Recto vs verso
At the same time, the front was made different to the back, in order to obstruct photographic reproduction using transparencies (printing the same, but inverted, image on the back was definitively abandoned). The blue period was also marked by a reduction in the value of notes, which were to be “made democratic”, for example the 5 franc note of 1871 representing 15 hours of work of a specialised worker.
The creation of the 5 franc note
The creation of the 5 franc note was the direct result of the troubles of 1870-1871. Following the French defeat, the payment of war reparations to Germany emptied the coffers, gold was sought after, and the 5 franc coin disappeared from circulation.
The denomination, of a smaller size, was designed by painter Charles Camille Chazal (1825-1875), brother of Léon Chazal.
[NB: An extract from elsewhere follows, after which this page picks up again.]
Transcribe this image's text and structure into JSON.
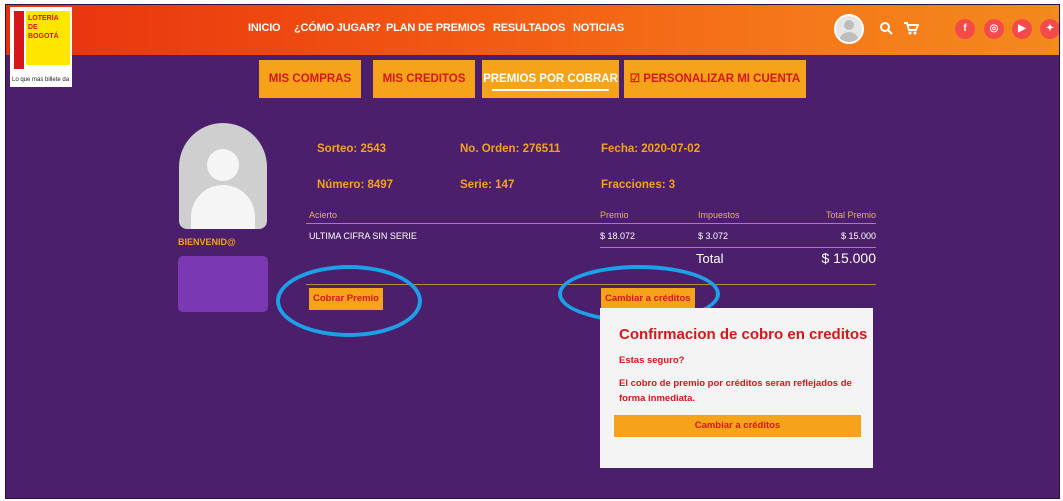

The latter was an inspector at Banque de France, and it was through him that Camille Chazal received orders for several bank notes, including the 5 franc note.
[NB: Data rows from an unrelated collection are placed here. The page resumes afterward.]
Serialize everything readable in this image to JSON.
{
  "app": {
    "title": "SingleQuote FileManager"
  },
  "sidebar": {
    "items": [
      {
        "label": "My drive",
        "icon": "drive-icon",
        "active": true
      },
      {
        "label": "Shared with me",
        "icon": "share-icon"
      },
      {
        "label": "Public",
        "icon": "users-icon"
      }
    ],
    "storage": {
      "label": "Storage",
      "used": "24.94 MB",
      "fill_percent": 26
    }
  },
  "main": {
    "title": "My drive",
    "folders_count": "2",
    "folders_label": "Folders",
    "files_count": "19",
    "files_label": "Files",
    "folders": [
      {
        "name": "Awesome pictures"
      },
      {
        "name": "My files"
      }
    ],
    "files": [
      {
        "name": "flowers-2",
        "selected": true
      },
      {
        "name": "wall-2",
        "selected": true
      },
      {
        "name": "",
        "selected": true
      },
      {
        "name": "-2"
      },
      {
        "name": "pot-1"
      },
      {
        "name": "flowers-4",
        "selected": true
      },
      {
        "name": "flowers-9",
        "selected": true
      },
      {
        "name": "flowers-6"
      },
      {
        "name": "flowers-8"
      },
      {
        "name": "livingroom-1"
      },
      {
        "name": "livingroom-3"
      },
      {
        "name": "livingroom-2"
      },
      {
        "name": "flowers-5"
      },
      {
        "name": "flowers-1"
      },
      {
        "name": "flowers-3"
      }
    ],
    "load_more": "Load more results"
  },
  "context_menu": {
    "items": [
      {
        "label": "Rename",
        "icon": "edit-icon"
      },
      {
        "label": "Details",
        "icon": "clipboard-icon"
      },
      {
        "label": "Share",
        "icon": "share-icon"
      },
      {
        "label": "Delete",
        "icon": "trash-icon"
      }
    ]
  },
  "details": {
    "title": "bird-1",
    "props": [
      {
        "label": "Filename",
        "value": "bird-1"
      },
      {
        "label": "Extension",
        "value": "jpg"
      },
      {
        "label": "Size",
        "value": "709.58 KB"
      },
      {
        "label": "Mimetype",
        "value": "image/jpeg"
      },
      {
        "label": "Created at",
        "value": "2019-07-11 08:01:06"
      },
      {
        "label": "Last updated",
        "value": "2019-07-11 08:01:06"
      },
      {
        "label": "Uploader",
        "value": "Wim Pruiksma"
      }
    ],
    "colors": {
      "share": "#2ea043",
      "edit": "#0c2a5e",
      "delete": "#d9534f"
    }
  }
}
On the front, a woman dressed in ancient robes, stands on a pedestal bearing the number 5. In the centre, there are two signatures, affixed mechanically from 1862, that of the General Secretary and that of the Managing Director.
The back depicts a group of allegorical figures against an ornamental background.
The penalties incurred by counterfeiters are reproduced on the front and back, evidence of the fear that the “democratisation” of the bank note inspired. From 1832, counterfeiters faced a sentence of penal servitude for life.
On 29 December 1871, by officially accepting the mandate of issuing 5 franc notes to replace the “token money” issued during the conflict, Banque de France would help stabilise the monetary situation from February 1872, pending the reappearance of the metallic coins kept in piggy banks. These necessity tokens would gradually disappear from circulation, as the law of 29 December prohibited any new issue of necessity money and granted a period of six months to exchange them.
For more information
The conception of “necessity money” dates back to antiquity. They were already in use in the Roman era, alongside Imperial issues.
The end of the 17th century saw the emergence of necessity money that tends to be confused with the official proto-currency of a country, the economic and political conditions in which had yet to stabilise: supply from the monetary institute was supplemented by various private initiatives.
• In 1685, under Louis XIV, paper money was created in New France, which consisted of declaring playing cards as legal tender in order to compensate for the lack of metal coins.
• In Sweden, between 1715 and 1719, 42 million 1 daler pieces were minted by the government in copper rather than silver. Described as nödmynt (“emergency money”) and guaranteed by the authorities, they enabled the Swedish state to save silver during the Great Northern War.
• In France during the Revolution, at the same time as assignats were issued, various types of necessity money flourished, including monnerons and bons de confiance.
Necessity money appeared in numerous countries under various names:
• Notgeld in German;
• moneda de necesidad in Spain (especially during the Spanish Civil War);
• necessity money, emergency money or tokens in the UK (in 1798, for example, during the great shortage of coinage)
In France, it was in circulation at different times, under a variety of names:
• monnaie, billet or bon de confiance (French Revolution between 1790 and 1793);
• monnaie de siège or obsidionale (for example, during the sieges of Antwerp and Strasbourg under Napoléon I);
• bon de circulation (during the Siege of Paris in 1870);
• bons and jetons de nécessité from chambers of commerce (1914 – 1927).
It is also sometimes known as jeton-monnaie (token money), monnaie locale (local money), monnaie privée (private money) or monnaie parallèle (parallel money).